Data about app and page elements
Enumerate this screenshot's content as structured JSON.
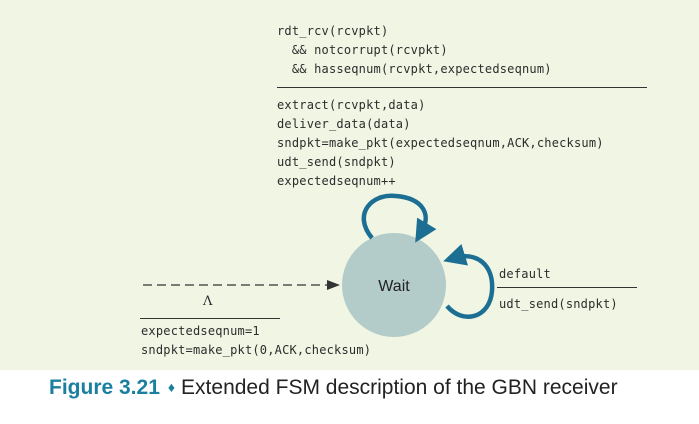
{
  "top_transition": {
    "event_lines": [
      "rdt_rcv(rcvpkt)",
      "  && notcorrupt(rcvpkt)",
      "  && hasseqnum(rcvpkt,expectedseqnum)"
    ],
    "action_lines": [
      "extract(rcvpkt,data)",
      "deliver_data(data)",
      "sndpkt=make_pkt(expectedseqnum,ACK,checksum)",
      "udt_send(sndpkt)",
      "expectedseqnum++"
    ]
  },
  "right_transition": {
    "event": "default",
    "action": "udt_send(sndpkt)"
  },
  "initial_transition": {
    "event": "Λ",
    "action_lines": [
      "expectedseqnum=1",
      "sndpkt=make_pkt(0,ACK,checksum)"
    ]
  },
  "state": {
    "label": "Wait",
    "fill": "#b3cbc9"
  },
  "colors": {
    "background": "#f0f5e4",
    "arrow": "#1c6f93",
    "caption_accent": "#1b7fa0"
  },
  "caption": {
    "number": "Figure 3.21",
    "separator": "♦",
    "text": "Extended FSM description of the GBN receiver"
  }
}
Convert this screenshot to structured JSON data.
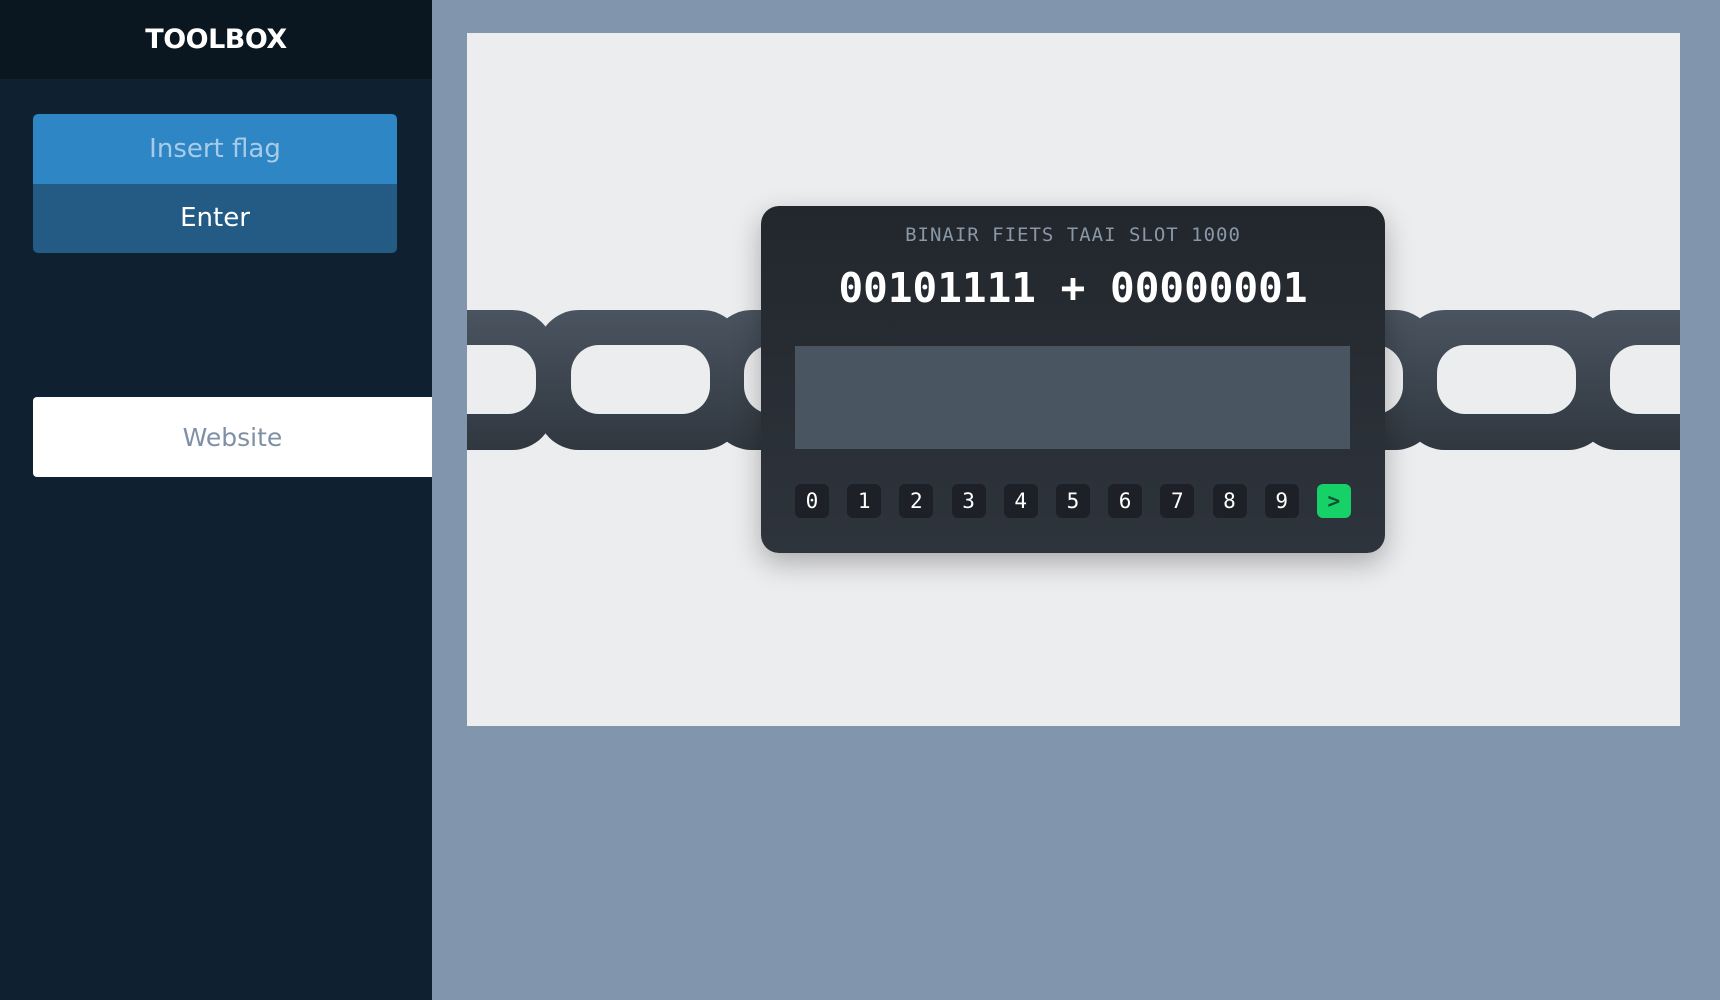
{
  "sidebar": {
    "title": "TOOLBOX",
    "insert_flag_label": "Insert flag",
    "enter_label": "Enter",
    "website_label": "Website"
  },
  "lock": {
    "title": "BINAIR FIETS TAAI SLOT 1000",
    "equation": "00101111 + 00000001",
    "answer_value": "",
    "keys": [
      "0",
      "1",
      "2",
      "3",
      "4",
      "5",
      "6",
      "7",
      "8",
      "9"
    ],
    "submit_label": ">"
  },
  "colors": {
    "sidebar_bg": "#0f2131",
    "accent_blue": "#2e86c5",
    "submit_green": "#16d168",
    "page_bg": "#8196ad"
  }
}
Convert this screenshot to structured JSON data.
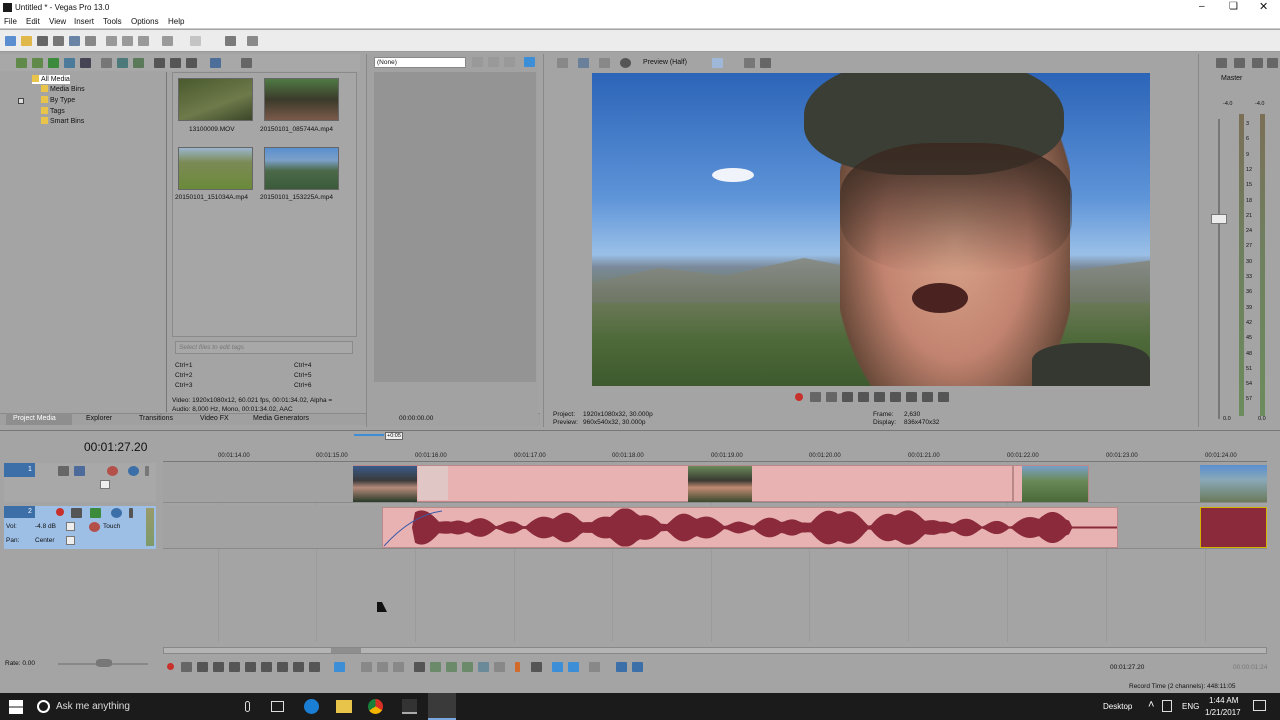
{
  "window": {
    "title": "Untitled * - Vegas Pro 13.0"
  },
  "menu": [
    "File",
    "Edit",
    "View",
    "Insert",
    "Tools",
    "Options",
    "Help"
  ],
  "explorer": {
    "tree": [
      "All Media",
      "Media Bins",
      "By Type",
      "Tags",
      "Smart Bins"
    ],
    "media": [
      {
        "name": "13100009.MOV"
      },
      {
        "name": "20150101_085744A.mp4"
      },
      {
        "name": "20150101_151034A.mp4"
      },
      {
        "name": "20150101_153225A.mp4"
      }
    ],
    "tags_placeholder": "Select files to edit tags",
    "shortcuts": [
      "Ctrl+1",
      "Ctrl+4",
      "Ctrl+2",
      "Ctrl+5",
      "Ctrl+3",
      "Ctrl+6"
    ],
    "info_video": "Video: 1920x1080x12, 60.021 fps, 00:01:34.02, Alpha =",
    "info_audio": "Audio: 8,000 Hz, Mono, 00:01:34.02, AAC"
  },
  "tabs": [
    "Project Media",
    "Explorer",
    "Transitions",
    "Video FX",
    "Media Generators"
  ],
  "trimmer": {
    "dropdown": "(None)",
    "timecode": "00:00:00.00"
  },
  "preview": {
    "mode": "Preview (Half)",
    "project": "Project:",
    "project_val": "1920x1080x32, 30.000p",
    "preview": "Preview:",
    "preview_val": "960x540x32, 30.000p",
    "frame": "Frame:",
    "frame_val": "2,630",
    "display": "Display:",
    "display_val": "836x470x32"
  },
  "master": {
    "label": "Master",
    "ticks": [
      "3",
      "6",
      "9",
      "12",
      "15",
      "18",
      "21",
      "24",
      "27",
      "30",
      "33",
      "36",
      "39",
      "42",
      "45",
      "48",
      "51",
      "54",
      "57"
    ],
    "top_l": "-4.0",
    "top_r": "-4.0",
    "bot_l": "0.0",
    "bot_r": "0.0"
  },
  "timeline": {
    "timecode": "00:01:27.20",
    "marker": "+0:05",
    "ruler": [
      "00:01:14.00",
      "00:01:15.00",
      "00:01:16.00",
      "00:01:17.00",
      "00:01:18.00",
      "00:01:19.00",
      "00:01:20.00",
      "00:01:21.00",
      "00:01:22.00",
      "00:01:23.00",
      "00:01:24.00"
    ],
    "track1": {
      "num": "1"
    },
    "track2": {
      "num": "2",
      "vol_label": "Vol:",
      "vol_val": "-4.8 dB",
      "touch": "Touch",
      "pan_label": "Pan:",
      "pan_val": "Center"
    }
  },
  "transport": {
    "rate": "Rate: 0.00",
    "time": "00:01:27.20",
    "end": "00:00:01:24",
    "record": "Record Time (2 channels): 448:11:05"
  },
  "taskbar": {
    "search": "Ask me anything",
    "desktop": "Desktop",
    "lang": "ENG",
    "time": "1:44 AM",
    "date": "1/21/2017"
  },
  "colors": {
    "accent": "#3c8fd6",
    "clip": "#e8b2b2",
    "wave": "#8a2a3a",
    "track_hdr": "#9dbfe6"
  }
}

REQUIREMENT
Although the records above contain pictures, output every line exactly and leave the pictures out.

TASK ANSWER
Enumerate this screenshot's content as structured JSON.
{
  "top_transition": {
    "event_lines": [
      "rdt_rcv(rcvpkt)",
      "  && notcorrupt(rcvpkt)",
      "  && hasseqnum(rcvpkt,expectedseqnum)"
    ],
    "action_lines": [
      "extract(rcvpkt,data)",
      "deliver_data(data)",
      "sndpkt=make_pkt(expectedseqnum,ACK,checksum)",
      "udt_send(sndpkt)",
      "expectedseqnum++"
    ]
  },
  "right_transition": {
    "event": "default",
    "action": "udt_send(sndpkt)"
  },
  "initial_transition": {
    "event": "Λ",
    "action_lines": [
      "expectedseqnum=1",
      "sndpkt=make_pkt(0,ACK,checksum)"
    ]
  },
  "state": {
    "label": "Wait",
    "fill": "#b3cbc9"
  },
  "colors": {
    "background": "#f0f5e4",
    "arrow": "#1c6f93",
    "caption_accent": "#1b7fa0"
  },
  "caption": {
    "number": "Figure 3.21",
    "separator": "♦",
    "text": "Extended FSM description of the GBN receiver"
  }
}
Convert this screenshot to structured JSON data.
{
  "sidebar": {
    "title": "TOOLBOX",
    "insert_flag_label": "Insert flag",
    "enter_label": "Enter",
    "website_label": "Website"
  },
  "lock": {
    "title": "BINAIR FIETS TAAI SLOT 1000",
    "equation": "00101111 + 00000001",
    "answer_value": "",
    "keys": [
      "0",
      "1",
      "2",
      "3",
      "4",
      "5",
      "6",
      "7",
      "8",
      "9"
    ],
    "submit_label": ">"
  },
  "colors": {
    "sidebar_bg": "#0f2131",
    "accent_blue": "#2e86c5",
    "submit_green": "#16d168",
    "page_bg": "#8196ad"
  }
}
Convert this screenshot to structured JSON data.
{
  "window": {
    "title": "Untitled * - Vegas Pro 13.0"
  },
  "menu": [
    "File",
    "Edit",
    "View",
    "Insert",
    "Tools",
    "Options",
    "Help"
  ],
  "explorer": {
    "tree": [
      "All Media",
      "Media Bins",
      "By Type",
      "Tags",
      "Smart Bins"
    ],
    "media": [
      {
        "name": "13100009.MOV"
      },
      {
        "name": "20150101_085744A.mp4"
      },
      {
        "name": "20150101_151034A.mp4"
      },
      {
        "name": "20150101_153225A.mp4"
      }
    ],
    "tags_placeholder": "Select files to edit tags",
    "shortcuts": [
      "Ctrl+1",
      "Ctrl+4",
      "Ctrl+2",
      "Ctrl+5",
      "Ctrl+3",
      "Ctrl+6"
    ],
    "info_video": "Video: 1920x1080x12, 60.021 fps, 00:01:34.02, Alpha =",
    "info_audio": "Audio: 8,000 Hz, Mono, 00:01:34.02, AAC"
  },
  "tabs": [
    "Project Media",
    "Explorer",
    "Transitions",
    "Video FX",
    "Media Generators"
  ],
  "trimmer": {
    "dropdown": "(None)",
    "timecode": "00:00:00.00"
  },
  "preview": {
    "mode": "Preview (Half)",
    "project": "Project:",
    "project_val": "1920x1080x32, 30.000p",
    "preview": "Preview:",
    "preview_val": "960x540x32, 30.000p",
    "frame": "Frame:",
    "frame_val": "2,630",
    "display": "Display:",
    "display_val": "836x470x32"
  },
  "master": {
    "label": "Master",
    "ticks": [
      "3",
      "6",
      "9",
      "12",
      "15",
      "18",
      "21",
      "24",
      "27",
      "30",
      "33",
      "36",
      "39",
      "42",
      "45",
      "48",
      "51",
      "54",
      "57"
    ],
    "top_l": "-4.0",
    "top_r": "-4.0",
    "bot_l": "0.0",
    "bot_r": "0.0"
  },
  "timeline": {
    "timecode": "00:01:27.20",
    "marker": "+0:05",
    "ruler": [
      "00:01:14.00",
      "00:01:15.00",
      "00:01:16.00",
      "00:01:17.00",
      "00:01:18.00",
      "00:01:19.00",
      "00:01:20.00",
      "00:01:21.00",
      "00:01:22.00",
      "00:01:23.00",
      "00:01:24.00"
    ],
    "track1": {
      "num": "1"
    },
    "track2": {
      "num": "2",
      "vol_label": "Vol:",
      "vol_val": "-4.8 dB",
      "touch": "Touch",
      "pan_label": "Pan:",
      "pan_val": "Center"
    }
  },
  "transport": {
    "rate": "Rate: 0.00",
    "time": "00:01:27.20",
    "end": "00:00:01:24",
    "record": "Record Time (2 channels): 448:11:05"
  },
  "taskbar": {
    "search": "Ask me anything",
    "desktop": "Desktop",
    "lang": "ENG",
    "time": "1:44 AM",
    "date": "1/21/2017"
  },
  "colors": {
    "accent": "#3c8fd6",
    "clip": "#e8b2b2",
    "wave": "#8a2a3a",
    "track_hdr": "#9dbfe6"
  }
}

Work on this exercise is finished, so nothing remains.